Page and application data records ▸
************
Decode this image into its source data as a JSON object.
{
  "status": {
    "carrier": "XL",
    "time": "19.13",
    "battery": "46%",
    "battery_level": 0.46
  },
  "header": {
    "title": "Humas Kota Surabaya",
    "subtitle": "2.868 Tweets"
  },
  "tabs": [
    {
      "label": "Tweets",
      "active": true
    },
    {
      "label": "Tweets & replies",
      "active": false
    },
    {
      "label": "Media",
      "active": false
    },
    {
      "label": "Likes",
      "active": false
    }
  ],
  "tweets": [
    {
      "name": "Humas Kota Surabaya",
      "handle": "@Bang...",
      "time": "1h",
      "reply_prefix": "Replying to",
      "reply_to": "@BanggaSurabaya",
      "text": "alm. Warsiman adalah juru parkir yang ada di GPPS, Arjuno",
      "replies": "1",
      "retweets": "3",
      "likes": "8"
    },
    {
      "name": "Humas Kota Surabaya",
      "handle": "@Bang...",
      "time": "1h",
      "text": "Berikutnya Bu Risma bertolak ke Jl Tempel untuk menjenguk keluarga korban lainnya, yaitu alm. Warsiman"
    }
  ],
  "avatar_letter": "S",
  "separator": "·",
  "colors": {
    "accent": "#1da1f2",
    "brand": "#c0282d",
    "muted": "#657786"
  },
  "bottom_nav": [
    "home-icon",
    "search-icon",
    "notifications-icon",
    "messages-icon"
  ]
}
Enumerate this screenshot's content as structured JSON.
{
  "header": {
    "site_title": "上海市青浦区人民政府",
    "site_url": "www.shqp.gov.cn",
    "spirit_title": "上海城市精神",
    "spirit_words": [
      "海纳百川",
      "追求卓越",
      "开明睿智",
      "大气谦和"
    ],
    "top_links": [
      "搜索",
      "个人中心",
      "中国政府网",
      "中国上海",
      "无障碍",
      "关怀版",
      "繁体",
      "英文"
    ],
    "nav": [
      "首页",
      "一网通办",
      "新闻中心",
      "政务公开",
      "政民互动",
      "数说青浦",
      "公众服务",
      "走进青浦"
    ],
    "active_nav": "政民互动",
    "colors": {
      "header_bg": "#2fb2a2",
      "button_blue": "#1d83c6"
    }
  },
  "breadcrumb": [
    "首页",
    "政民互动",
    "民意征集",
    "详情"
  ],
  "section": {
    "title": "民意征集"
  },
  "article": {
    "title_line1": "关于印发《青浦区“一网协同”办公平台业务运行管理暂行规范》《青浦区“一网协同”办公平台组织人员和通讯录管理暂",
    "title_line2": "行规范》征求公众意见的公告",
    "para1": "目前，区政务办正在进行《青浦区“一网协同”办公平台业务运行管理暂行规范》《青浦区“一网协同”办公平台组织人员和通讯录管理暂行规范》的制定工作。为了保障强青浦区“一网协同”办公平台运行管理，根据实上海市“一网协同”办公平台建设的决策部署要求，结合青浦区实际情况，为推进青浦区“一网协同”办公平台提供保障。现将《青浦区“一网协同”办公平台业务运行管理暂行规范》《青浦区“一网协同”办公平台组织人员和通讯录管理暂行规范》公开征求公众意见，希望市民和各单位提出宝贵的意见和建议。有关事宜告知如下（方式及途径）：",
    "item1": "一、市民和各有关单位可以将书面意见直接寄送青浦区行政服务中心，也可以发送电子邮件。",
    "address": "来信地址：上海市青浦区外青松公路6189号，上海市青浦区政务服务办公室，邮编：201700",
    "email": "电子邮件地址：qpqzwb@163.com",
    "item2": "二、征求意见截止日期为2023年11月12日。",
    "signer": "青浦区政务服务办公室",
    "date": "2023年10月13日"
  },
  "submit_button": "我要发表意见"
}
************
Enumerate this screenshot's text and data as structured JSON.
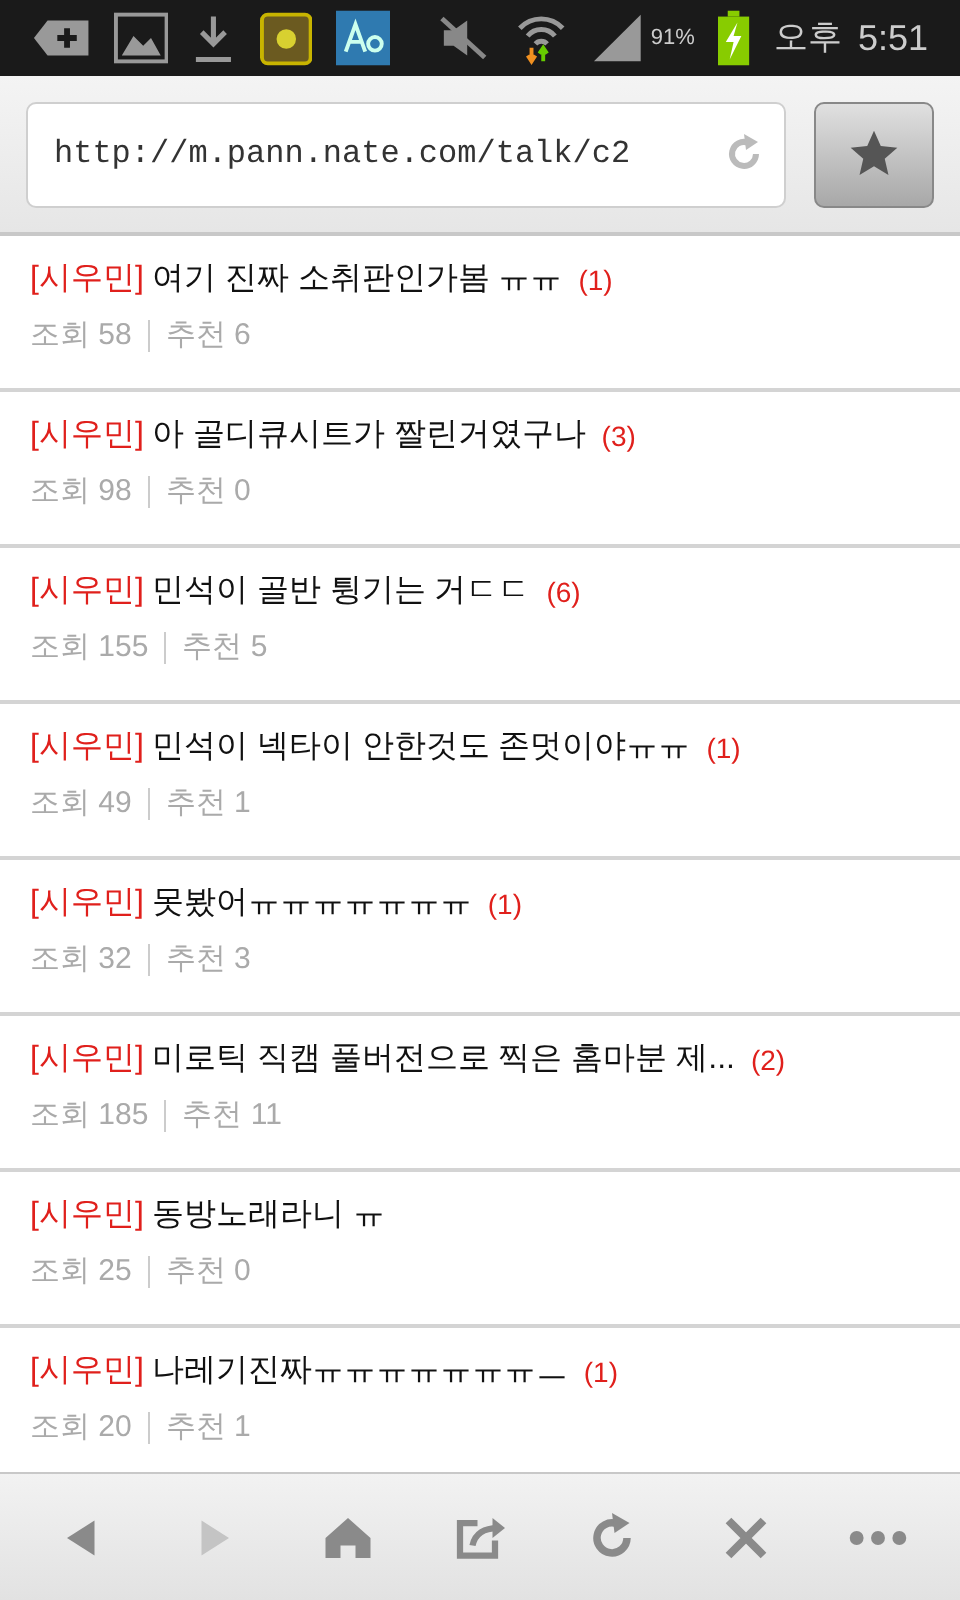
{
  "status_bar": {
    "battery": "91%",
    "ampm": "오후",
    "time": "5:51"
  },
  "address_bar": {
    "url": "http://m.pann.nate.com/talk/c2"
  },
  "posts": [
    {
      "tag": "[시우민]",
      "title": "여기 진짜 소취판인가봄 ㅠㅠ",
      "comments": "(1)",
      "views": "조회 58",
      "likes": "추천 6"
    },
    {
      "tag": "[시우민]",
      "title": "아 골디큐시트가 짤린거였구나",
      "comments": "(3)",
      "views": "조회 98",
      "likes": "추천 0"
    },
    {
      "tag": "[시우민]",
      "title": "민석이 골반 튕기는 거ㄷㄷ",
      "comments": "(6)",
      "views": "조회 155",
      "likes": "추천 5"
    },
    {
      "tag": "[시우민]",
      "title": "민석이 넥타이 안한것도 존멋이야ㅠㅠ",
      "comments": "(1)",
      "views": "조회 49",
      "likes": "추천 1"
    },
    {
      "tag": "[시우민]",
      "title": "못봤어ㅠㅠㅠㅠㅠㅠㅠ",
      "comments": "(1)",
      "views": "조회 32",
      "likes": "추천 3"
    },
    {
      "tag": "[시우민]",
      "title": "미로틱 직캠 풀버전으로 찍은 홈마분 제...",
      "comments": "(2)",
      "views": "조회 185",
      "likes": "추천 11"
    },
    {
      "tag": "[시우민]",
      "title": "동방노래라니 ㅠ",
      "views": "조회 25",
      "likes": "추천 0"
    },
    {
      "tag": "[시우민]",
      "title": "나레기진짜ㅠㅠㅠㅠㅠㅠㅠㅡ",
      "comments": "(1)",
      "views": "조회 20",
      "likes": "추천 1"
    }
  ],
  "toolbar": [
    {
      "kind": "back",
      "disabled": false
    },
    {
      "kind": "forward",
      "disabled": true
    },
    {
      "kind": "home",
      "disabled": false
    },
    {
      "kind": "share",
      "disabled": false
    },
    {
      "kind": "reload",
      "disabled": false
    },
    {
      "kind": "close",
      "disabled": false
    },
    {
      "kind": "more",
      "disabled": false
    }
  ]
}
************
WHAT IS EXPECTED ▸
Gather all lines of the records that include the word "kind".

WRITTEN SOLUTION ▸
      "kind": "back",
      "kind": "forward",
      "kind": "home",
      "kind": "share",
      "kind": "reload",
      "kind": "close",
      "kind": "more",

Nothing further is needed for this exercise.